When you’ve just come through a disaster like a hurricane, flood, or wildfire, the last thing you want to worry about is getting scammed. Unfortunately, when people are at their most scared and vulnerable, that’s when scammers try to take advantage. Here are a few things you should know about protecting yourself from scams after a disaster.
Types of scams to watch for
Identity theft. If you get an unsolicited call from someone saying they’re from your insurance company, your mortgage company, or an agency such as FEMA, don’t give out any personal information. Hang up and call that entity directly to verify. Scammers are looking for information like your Social Security number, bank account info, even your insurance policy number and details in order to steal your identity or otherwise cheat you.
Insurance fraud or abuse. Someone may try to convince you to hire them to inspect your home’s damage. Your insurance company will provide an adjustor for free—you don’t have to hire one yourself. Keep in mind that most claims can be handled without the involvement of outside adjustors—or attorneys.

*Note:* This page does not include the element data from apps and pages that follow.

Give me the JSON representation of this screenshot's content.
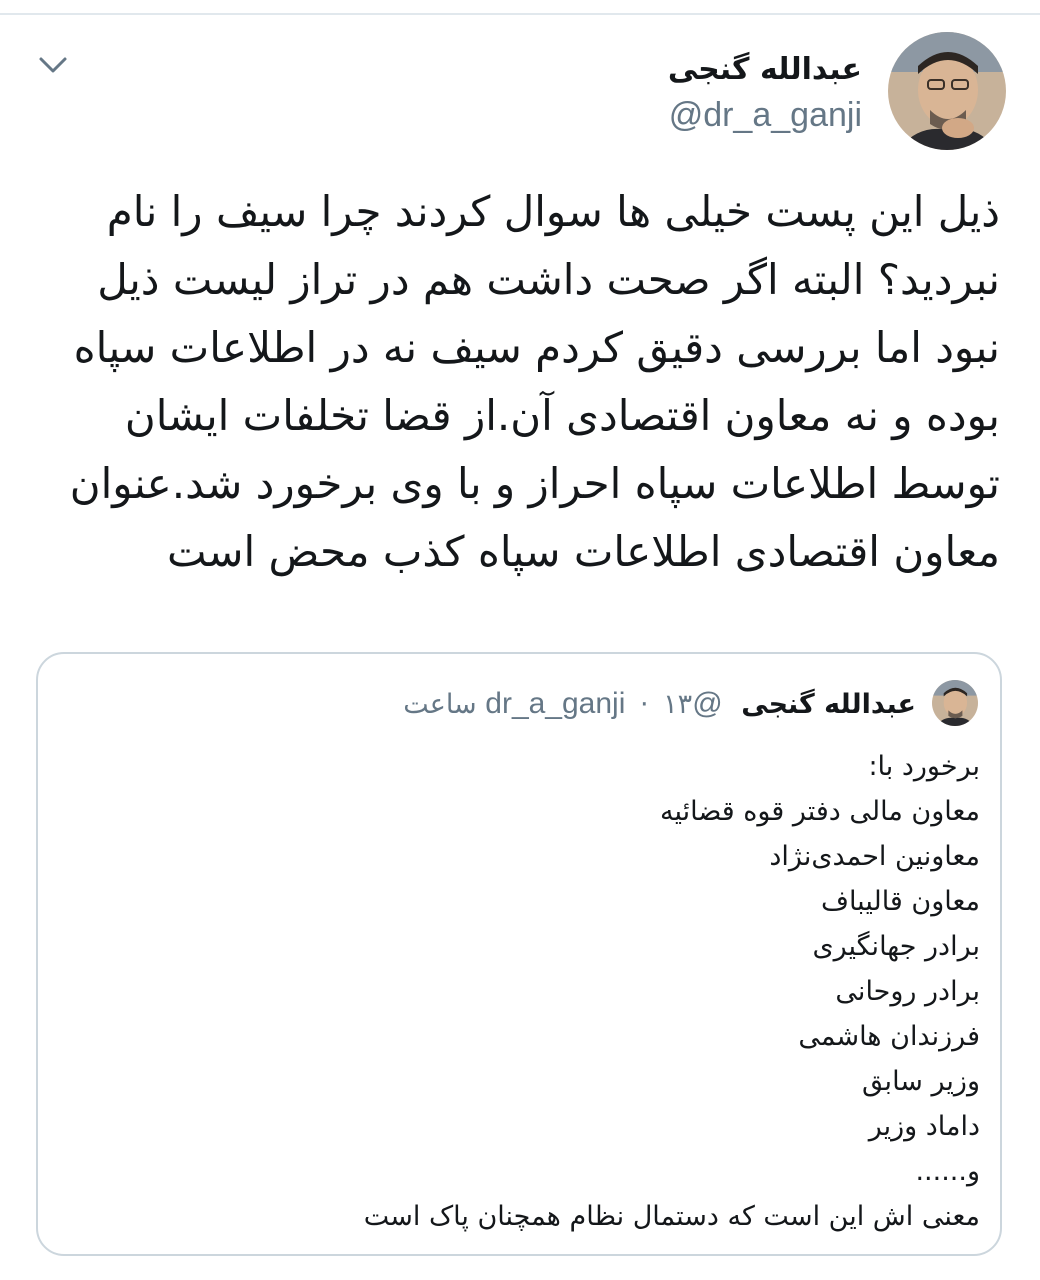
{
  "tweet": {
    "author_name": "عبدالله گنجی",
    "author_handle": "@dr_a_ganji",
    "avatar_icon": "avatar-photo",
    "menu_icon": "chevron-down-icon",
    "body_lines": [
      "ذیل این پست خیلی ها سوال کردند چرا سیف را نام",
      "نبردید؟ البته اگر صحت داشت هم در تراز لیست ذیل",
      "نبود اما بررسی دقیق کردم سیف نه در اطلاعات سپاه",
      "بوده و نه معاون اقتصادی آن.از قضا تخلفات ایشان",
      "توسط اطلاعات سپاه احراز و با وی برخورد شد.عنوان",
      "معاون اقتصادی اطلاعات سپاه کذب محض است"
    ]
  },
  "quoted_tweet": {
    "author_name": "عبدالله گنجی",
    "author_handle": "@dr_a_ganji",
    "separator": "·",
    "time": "۱۳ ساعت",
    "lines": [
      "برخورد با:",
      "معاون مالی دفتر قوه قضائیه",
      "معاونین احمدی‌نژاد",
      "معاون قالیباف",
      "برادر جهانگیری",
      "برادر روحانی",
      "فرزندان هاشمی",
      "وزیر سابق",
      "داماد وزیر",
      "و......",
      "معنی اش این است که دستمال نظام همچنان پاک است"
    ]
  },
  "colors": {
    "text": "#14171a",
    "secondary": "#657786",
    "border": "#ccd6dd",
    "divider": "#e1e8ed"
  }
}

Remember to give your insurance company time to settle the claim. In the case of a disaster like a hurricane, they will be dealing with thousands of claims at once. (If you run into problems, you can always hire an outside professional later.)
Charity scams. Maybe you personally weren’t affected by the disaster, and you’d like to help those who have been. Maybe you see an appeal on social media or get an email request for donations. Before you donate, check out the charity to be sure it’s real. Organizations like Charity Navigator, Charity Watch, or Give.org can help vet an organization you’d like to support. If you get an email appeal, be cautious about opening it, and don’t click links from an unknown source.
Fake government representatives. Agencies like FEMA, HUD, and the U.S. Small Business Association do not charge a fee for helping you apply for disaster aid, or inspecting your home after a disaster. They will not ask for personal info like your Social Security number or bank account information. They also do not endorse individual contractors.
Construction fraud. After a storm or other disaster, you may see construction industry salespeople going door-to-door in an affected neighborhood. While some of these folks are reputable, many are not. Be wary of any contractor who wants to rush you into a contract, wants a large amount of money before starting the job, or who says they can work it so you don’t have to pay your deductible.
If possible, choose a contractor recommended by someone you know and who has a positive reputation in the area. For major jobs, get several written estimates to compare. Lowball bids often are too good to be true. And don’t make your final payment until you’ve inspected the repairs and you’re satisfied with them.
Common sense ways to protect yourself
- Ask questions. Ask to see ID, ask for references and to see appropriate licenses. Ask if you don’t understand something you’re being asked to sign.
- Don’t allow yourself to be rushed. Take time to compare bids and read through contracts. A little time spent now can help you avoid a lot of frustration later.
- Pay with a check or credit card. You’ll have a record of what you pay, and possible recourse if you need to stop payment. And ask for and keep all receipts.
- If you have questions, contact your insurance agent or your insurance company directly.
Questions about your coverage?
When disaster strikes, the right insurance coverage is essential. If you have questions about your coverage—whether it’s for your home, vehicles, or business—please give Lakewood Financial Services a call. Our agency, located in Lakewood Ranch, Florida, serves the needs of thousands of clients just like you. Our goal is to find insurance coverage tailor-made for you at the most competitive rate. Call us at (941) 747-4600 or contact us online.
For more information about scams:
Housing Counseling Disaster Recovery Toolkit